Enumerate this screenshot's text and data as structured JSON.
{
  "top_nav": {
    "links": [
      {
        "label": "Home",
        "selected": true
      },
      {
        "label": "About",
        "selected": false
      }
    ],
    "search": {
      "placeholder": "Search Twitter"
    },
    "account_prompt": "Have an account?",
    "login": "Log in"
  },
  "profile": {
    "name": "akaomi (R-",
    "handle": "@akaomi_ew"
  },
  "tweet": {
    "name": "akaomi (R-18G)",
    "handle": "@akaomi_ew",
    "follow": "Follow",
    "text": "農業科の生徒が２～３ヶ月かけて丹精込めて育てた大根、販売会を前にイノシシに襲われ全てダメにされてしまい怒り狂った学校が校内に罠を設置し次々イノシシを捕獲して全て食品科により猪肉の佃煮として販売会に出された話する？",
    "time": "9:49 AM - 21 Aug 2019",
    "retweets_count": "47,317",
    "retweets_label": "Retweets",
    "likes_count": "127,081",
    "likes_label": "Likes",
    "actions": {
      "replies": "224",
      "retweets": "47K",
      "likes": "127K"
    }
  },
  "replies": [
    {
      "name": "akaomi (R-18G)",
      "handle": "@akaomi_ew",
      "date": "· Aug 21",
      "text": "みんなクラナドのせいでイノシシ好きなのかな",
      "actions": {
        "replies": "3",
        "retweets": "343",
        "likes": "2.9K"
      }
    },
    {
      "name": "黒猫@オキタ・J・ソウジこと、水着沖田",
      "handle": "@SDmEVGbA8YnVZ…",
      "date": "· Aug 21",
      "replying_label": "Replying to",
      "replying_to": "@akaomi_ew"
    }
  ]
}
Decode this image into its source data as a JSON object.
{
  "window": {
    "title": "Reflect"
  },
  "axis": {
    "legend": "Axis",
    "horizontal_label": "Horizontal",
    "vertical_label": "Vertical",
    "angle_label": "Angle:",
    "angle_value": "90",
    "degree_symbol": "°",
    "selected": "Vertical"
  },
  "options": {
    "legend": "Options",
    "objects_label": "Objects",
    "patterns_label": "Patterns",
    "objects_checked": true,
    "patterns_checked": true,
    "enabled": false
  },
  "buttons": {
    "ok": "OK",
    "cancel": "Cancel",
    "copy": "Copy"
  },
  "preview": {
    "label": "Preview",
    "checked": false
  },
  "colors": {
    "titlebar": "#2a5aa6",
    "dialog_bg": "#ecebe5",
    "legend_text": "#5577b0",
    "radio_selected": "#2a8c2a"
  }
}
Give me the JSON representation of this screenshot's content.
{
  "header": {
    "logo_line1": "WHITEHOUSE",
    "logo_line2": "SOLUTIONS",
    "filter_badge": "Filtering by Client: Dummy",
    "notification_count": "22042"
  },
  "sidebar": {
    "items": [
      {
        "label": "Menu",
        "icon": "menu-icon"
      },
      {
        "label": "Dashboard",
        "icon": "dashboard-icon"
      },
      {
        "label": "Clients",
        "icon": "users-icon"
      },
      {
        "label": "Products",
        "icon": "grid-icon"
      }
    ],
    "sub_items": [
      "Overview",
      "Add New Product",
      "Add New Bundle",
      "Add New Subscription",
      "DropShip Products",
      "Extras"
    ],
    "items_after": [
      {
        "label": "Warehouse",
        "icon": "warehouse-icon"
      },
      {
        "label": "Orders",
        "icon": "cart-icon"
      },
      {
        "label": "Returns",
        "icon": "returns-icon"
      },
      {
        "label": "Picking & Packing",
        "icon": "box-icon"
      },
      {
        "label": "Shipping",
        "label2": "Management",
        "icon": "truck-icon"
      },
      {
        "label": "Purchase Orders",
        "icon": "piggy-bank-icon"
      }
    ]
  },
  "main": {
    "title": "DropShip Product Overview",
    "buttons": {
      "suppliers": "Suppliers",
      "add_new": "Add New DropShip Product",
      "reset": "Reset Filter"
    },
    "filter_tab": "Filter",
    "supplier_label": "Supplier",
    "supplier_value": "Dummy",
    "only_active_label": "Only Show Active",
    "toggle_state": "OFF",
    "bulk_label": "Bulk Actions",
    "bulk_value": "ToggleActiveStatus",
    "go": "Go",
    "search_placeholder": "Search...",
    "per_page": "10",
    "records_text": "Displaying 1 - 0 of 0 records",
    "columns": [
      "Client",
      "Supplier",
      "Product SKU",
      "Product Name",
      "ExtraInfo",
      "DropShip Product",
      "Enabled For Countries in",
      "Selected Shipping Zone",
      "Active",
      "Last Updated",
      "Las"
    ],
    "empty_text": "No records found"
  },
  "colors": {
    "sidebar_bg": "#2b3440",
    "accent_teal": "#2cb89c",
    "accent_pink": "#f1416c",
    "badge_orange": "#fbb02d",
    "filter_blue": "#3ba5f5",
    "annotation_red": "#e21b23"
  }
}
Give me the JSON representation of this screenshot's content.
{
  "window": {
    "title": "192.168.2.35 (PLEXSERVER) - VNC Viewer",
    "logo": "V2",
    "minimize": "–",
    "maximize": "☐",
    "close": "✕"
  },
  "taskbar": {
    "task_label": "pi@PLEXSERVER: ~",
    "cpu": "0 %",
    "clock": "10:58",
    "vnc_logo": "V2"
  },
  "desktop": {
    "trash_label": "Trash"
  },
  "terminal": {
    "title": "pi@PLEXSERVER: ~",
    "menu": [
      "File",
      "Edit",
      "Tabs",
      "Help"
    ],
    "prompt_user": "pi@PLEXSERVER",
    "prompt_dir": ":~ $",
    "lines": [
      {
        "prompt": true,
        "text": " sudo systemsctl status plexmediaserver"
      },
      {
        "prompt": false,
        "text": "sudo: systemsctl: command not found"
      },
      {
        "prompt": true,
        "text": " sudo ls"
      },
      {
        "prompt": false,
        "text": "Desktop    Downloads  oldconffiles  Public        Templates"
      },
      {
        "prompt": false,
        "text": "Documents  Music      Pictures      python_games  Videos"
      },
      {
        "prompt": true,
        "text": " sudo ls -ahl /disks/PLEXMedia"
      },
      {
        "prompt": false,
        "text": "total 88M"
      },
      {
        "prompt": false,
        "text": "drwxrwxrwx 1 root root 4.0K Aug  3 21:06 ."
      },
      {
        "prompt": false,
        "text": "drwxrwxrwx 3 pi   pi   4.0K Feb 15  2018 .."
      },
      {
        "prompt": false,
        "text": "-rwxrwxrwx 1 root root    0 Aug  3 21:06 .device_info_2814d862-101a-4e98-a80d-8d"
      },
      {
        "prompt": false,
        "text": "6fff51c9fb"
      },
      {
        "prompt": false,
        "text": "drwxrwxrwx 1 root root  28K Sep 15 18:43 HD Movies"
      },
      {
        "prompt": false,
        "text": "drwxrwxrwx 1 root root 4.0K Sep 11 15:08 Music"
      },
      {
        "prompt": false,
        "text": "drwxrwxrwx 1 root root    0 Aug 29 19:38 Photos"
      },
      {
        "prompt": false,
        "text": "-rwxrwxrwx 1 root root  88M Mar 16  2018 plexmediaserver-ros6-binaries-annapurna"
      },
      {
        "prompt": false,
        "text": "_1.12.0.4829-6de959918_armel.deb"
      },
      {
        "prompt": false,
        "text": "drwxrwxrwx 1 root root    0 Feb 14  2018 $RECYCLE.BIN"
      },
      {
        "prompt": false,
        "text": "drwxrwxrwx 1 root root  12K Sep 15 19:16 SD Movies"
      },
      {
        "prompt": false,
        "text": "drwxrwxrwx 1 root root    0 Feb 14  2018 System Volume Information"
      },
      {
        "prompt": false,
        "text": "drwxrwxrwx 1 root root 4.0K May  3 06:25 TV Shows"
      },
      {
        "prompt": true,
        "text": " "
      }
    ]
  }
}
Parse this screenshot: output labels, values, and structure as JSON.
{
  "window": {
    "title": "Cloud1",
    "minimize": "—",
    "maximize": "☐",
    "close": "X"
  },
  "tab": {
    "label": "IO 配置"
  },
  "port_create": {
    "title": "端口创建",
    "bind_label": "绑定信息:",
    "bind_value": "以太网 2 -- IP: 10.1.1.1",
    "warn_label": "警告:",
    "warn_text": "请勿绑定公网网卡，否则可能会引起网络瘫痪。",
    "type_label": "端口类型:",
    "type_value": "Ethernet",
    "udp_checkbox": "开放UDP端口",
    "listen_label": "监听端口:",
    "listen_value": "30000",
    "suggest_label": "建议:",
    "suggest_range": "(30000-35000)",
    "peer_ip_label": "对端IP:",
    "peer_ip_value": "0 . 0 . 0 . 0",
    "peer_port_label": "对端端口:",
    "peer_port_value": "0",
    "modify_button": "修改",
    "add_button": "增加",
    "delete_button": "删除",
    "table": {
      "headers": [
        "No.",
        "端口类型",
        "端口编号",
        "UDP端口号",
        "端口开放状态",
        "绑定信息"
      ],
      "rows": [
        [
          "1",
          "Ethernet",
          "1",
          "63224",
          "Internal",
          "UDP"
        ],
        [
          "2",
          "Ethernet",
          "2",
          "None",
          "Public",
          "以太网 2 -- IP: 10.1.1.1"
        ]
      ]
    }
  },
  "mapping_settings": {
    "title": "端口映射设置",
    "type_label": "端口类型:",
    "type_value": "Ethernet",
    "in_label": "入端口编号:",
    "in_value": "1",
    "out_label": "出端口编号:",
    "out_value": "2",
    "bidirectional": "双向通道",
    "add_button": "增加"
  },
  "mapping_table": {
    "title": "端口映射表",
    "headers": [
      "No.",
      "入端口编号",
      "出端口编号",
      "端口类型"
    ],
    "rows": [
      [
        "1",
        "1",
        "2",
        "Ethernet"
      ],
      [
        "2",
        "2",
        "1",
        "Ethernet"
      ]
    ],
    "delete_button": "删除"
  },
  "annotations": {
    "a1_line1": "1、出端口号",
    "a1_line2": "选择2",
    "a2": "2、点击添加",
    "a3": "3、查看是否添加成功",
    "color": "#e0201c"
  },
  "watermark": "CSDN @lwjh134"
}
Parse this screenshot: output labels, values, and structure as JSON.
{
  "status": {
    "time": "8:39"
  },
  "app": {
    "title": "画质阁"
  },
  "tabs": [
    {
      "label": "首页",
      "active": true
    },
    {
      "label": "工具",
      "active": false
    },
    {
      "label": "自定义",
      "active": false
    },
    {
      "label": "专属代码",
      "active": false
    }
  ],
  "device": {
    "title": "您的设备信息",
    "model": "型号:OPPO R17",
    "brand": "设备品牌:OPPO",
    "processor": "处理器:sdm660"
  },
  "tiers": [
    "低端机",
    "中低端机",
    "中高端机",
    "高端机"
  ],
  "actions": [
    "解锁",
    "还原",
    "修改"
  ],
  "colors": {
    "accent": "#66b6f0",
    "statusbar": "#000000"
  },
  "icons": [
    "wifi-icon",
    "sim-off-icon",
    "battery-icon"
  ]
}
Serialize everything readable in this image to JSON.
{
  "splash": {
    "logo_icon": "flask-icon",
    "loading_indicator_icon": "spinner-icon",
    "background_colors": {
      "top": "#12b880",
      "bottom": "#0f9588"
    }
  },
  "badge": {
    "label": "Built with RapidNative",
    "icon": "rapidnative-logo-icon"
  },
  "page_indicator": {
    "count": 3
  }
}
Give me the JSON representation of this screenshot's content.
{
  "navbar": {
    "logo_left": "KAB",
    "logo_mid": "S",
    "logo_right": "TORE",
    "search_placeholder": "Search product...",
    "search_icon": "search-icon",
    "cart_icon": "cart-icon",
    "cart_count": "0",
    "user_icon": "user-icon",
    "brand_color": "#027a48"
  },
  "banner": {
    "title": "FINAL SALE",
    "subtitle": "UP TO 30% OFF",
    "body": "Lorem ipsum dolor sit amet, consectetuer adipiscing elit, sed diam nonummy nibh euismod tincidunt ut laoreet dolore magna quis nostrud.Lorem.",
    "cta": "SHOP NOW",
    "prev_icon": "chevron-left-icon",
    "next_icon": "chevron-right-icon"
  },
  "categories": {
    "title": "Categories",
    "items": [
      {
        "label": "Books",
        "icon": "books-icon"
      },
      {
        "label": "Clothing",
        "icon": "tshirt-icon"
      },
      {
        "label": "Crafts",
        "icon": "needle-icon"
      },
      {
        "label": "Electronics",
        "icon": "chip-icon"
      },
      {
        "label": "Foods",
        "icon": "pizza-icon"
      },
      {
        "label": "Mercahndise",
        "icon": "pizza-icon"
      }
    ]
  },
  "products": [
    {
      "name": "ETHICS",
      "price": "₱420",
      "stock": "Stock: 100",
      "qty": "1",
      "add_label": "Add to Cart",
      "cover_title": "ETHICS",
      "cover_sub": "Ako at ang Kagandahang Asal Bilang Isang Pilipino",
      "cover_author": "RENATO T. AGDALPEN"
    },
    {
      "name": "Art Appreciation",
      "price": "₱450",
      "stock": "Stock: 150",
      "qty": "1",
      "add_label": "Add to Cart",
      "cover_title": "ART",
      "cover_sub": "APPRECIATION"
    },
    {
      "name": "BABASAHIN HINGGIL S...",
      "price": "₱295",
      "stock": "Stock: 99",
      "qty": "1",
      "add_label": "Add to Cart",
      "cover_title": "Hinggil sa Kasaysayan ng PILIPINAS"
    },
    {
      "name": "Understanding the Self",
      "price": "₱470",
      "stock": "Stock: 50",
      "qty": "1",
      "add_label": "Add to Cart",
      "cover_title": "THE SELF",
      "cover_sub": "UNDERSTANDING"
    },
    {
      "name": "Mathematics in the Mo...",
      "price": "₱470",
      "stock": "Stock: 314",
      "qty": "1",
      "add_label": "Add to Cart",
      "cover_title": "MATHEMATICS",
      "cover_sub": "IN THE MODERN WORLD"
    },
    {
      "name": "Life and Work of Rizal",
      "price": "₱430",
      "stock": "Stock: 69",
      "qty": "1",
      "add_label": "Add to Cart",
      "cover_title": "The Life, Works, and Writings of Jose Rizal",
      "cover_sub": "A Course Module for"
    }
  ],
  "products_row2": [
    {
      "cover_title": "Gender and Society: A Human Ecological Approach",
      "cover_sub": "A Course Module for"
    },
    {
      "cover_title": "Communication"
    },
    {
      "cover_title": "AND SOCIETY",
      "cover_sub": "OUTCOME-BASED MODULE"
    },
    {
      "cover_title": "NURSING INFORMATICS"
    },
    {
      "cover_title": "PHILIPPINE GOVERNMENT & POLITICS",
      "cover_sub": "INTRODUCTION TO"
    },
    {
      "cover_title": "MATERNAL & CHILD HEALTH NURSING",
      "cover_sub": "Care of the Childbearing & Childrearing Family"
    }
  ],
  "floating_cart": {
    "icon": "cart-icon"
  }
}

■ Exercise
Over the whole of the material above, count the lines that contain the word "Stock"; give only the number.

■ Result of this task
6